It seems to me that what you are describing should be something we learn at school like this is what education is for. Why aren’t schools doing this?
Well, that’s my point, really, that part of the transformation we need in education is to think differently about talent. On international comparisons, the US has (5) one of the highest non-graduation rates from high school in the developed world despite spending more money on education than many countries. And one of the reasons is that kids at school don’t find it engaging, interesting, fulfilling, relevant.
So how do we improve that?
I think we improve it (6) by making education a much more personal process. We individualize it. I can’t imagine there’s a student in America who gets up in the morning wondering how they can improve the state’s test scores.
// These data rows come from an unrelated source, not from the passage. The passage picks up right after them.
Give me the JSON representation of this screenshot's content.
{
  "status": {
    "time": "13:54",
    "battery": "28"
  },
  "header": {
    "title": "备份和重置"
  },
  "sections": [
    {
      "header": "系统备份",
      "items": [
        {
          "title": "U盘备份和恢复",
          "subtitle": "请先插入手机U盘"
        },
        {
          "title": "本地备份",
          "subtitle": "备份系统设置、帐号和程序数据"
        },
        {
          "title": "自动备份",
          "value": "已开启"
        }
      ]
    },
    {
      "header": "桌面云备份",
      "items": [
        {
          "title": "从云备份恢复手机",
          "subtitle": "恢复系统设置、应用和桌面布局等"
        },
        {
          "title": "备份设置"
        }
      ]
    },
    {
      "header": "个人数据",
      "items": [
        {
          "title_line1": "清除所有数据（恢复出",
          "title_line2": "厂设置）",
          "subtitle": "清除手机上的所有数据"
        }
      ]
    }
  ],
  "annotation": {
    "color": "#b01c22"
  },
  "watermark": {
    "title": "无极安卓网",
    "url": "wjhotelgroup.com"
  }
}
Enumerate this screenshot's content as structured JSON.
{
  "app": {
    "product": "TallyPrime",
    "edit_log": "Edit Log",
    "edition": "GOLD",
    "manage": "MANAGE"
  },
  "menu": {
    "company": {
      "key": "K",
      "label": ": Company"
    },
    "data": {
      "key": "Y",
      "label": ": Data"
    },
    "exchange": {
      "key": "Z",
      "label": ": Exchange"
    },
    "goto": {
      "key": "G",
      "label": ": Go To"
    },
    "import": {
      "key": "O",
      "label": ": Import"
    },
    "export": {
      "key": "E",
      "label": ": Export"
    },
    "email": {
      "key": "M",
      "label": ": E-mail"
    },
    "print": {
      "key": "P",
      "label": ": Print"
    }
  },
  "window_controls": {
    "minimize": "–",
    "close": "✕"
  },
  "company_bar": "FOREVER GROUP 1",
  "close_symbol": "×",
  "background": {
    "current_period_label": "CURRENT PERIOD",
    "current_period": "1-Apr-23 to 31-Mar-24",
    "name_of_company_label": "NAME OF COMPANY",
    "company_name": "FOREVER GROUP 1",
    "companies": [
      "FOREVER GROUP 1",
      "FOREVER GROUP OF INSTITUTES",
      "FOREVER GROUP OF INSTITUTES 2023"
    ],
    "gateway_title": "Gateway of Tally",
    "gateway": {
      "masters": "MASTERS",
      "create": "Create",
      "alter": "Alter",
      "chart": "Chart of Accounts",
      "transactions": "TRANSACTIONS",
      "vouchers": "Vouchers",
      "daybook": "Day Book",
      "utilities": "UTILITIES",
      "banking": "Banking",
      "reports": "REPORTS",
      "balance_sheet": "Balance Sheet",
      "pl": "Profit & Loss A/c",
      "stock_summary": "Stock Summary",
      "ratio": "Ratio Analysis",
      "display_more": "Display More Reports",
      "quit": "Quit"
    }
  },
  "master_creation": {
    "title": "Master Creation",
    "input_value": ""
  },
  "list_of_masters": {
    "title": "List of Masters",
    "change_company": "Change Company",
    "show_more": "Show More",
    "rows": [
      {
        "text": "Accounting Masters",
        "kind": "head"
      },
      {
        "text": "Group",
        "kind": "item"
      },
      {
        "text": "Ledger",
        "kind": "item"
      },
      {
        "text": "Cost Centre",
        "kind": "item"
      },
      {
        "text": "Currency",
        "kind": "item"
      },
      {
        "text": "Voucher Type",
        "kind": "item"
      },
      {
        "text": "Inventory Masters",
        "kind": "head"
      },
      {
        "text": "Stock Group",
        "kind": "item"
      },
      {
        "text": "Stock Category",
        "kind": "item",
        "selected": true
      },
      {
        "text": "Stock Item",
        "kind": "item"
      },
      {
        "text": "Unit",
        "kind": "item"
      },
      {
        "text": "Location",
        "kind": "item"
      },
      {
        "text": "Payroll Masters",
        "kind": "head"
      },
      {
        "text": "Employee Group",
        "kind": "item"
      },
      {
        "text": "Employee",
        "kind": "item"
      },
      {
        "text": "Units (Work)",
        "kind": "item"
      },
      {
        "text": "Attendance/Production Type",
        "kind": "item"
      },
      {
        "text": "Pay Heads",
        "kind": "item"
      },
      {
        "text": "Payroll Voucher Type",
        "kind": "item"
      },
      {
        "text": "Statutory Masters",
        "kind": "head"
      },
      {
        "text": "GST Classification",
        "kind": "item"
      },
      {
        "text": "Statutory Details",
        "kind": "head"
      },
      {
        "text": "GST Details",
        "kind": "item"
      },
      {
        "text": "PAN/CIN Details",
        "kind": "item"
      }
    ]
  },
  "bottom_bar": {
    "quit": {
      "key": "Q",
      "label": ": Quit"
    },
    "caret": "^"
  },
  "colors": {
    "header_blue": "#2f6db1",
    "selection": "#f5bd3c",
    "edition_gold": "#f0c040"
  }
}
They are like you and me. They get involved in education if it is interesting, if it speaks to them.
Is there a country that’s doing it better than America, that we, that we, you could observe?
The one that’s most often quoted, and you have to be careful how you quote it, but it’s worth referring to, Finland. And Finland has attracted attention globally as having one of the most successful education systems. What’s interesting about Finland is, they don’t have any standardized testing. They don’t promote competition between the schools, they promote collaboration and cooperation between them. It’s not a command-and-control system, head teachers have massive discretion over the school, and (7) teachers that are respected professionals, they’re paid well, it’s hard to become a teacher, and they’re well supported when they become teachers. At almost every point, it’s different from the way we do things in America. 
As a child, you were stricken with polio. How has affected the direction that your life has moved.
Completely. My father had been a semi-professional soccer player, and he used to say to me, apparently, he’s gonna be the football player in the family, because I was very fast and strong. Then there was this polio epidemic that swept across America and Europe. I got it. So (8) I was in hospital for eight months and I came out on two braces and crutches, and my dad was quite clear about it. He left school when he was 14. He said, it’s perfectly clear, he said, that you’re not gonna be able to make a living doing manual work. You’re gonna have to use your head. So, you know, it wasn’t an easy context overall, coming from. Nothing seemed less probable when I was lying in hospital in 1954 that I’d be doing what I’m do now.
Sir Ken, thank you so much.
It’s a pleasure.